**** Records for the exercise

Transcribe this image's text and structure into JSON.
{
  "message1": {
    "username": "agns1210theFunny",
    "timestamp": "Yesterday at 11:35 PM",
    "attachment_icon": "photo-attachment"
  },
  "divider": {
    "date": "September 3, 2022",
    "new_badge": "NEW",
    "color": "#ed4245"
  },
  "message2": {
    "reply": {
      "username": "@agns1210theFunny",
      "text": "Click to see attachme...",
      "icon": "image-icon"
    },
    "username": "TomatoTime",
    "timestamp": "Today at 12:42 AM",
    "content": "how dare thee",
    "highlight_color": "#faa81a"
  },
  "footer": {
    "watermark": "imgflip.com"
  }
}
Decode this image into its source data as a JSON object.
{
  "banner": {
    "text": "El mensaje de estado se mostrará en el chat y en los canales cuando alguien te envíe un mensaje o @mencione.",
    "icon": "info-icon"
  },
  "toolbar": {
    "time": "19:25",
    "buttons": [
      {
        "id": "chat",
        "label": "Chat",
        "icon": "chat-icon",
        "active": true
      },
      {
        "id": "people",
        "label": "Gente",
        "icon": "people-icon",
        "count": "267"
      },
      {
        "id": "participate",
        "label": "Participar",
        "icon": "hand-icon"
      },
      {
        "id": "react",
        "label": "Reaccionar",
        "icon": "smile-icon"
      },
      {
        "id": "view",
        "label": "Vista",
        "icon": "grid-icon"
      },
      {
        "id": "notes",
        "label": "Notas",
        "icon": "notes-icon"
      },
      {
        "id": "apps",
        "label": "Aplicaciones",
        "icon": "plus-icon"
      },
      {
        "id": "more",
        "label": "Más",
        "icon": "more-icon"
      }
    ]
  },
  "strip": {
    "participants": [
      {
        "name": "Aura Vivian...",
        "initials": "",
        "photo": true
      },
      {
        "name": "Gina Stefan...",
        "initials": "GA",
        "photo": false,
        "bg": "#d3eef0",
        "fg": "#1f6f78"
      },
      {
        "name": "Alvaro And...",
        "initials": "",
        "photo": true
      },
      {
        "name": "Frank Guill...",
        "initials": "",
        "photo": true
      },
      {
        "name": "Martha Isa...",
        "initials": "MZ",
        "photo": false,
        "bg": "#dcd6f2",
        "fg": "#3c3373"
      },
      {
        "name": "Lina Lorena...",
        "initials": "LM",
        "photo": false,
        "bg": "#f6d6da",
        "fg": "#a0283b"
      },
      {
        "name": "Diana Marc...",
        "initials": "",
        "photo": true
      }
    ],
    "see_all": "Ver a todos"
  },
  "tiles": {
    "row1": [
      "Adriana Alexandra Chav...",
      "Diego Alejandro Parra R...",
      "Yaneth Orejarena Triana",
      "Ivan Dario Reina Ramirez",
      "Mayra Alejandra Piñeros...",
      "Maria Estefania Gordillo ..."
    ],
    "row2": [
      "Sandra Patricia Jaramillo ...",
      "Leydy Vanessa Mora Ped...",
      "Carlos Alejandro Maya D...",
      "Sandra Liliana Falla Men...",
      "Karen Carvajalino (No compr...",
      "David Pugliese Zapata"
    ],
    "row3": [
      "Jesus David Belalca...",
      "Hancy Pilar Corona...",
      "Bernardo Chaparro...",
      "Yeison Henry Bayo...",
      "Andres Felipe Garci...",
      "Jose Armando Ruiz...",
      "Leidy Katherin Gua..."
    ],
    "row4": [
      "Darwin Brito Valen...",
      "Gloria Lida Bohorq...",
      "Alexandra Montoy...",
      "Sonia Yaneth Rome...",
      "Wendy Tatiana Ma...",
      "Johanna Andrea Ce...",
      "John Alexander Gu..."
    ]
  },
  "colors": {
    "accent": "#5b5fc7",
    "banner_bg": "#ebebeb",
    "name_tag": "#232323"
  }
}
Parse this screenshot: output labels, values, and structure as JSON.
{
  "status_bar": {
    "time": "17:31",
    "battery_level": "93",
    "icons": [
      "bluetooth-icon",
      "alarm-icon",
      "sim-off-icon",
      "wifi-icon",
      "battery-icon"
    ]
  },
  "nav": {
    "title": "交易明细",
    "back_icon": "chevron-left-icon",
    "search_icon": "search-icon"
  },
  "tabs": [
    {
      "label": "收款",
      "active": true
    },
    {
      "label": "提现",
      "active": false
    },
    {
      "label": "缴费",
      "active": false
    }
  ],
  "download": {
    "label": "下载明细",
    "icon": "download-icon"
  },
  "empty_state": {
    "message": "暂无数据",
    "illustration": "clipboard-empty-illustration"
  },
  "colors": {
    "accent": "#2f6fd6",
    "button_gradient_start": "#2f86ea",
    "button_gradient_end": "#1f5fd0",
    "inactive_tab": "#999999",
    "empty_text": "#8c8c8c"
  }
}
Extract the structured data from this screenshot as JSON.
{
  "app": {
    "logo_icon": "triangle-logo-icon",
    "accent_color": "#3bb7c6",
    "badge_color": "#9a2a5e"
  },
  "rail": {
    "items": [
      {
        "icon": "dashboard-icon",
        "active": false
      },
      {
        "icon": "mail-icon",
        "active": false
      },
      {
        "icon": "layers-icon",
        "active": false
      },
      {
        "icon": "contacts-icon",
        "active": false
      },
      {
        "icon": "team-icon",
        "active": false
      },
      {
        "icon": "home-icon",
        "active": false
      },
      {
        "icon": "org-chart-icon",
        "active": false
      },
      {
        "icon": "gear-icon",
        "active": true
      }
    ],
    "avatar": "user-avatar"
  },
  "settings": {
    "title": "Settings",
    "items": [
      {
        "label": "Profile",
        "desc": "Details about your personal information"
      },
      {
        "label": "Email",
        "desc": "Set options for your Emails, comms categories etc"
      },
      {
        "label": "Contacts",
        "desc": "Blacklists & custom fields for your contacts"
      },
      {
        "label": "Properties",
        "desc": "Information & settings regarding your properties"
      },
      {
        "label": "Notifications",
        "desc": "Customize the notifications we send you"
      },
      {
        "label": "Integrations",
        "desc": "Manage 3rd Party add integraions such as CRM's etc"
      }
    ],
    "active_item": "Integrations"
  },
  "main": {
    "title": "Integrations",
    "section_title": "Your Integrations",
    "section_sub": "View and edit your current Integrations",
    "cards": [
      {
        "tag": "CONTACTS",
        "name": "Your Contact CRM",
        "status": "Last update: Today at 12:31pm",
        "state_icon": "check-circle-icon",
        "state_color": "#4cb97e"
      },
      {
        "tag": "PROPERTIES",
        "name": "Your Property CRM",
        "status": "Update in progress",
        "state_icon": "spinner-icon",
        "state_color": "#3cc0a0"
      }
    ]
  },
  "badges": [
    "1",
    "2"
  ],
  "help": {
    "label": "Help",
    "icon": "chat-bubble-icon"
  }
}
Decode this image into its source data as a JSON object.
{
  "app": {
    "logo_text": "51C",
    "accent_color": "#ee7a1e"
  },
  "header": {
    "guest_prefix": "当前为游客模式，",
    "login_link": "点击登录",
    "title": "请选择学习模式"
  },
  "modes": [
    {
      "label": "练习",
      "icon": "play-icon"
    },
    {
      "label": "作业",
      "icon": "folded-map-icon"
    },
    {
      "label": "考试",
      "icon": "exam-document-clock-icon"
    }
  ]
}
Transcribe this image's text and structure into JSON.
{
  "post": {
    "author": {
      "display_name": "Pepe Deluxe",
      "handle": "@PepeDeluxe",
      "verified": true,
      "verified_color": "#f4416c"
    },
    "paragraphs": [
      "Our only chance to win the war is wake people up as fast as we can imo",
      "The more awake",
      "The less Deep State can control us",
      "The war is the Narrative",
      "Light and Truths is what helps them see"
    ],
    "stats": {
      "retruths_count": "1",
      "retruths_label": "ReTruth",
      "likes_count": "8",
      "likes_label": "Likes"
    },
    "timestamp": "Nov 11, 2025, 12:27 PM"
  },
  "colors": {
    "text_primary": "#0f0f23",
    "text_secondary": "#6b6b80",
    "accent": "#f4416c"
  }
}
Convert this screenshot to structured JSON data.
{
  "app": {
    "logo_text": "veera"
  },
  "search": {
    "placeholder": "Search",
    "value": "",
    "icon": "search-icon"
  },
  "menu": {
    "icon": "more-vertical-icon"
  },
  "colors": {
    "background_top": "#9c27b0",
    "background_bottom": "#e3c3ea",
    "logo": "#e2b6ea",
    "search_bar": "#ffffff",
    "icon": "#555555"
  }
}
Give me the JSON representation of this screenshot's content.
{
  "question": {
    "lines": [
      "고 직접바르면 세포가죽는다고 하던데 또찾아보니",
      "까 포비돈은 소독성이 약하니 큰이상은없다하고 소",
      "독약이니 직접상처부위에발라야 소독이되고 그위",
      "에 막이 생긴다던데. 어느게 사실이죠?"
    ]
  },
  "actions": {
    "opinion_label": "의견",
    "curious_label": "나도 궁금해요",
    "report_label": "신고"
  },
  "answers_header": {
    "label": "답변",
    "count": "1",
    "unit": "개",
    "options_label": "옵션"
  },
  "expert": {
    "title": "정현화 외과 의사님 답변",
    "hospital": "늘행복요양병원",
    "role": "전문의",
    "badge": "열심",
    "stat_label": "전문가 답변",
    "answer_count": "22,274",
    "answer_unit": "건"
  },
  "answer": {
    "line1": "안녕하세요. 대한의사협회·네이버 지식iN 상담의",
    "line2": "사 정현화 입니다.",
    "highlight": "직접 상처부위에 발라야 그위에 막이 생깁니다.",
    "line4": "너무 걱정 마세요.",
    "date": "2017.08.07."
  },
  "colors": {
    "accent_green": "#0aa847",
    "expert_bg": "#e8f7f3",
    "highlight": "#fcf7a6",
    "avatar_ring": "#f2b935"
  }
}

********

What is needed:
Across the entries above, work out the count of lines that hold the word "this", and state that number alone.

Task output:
8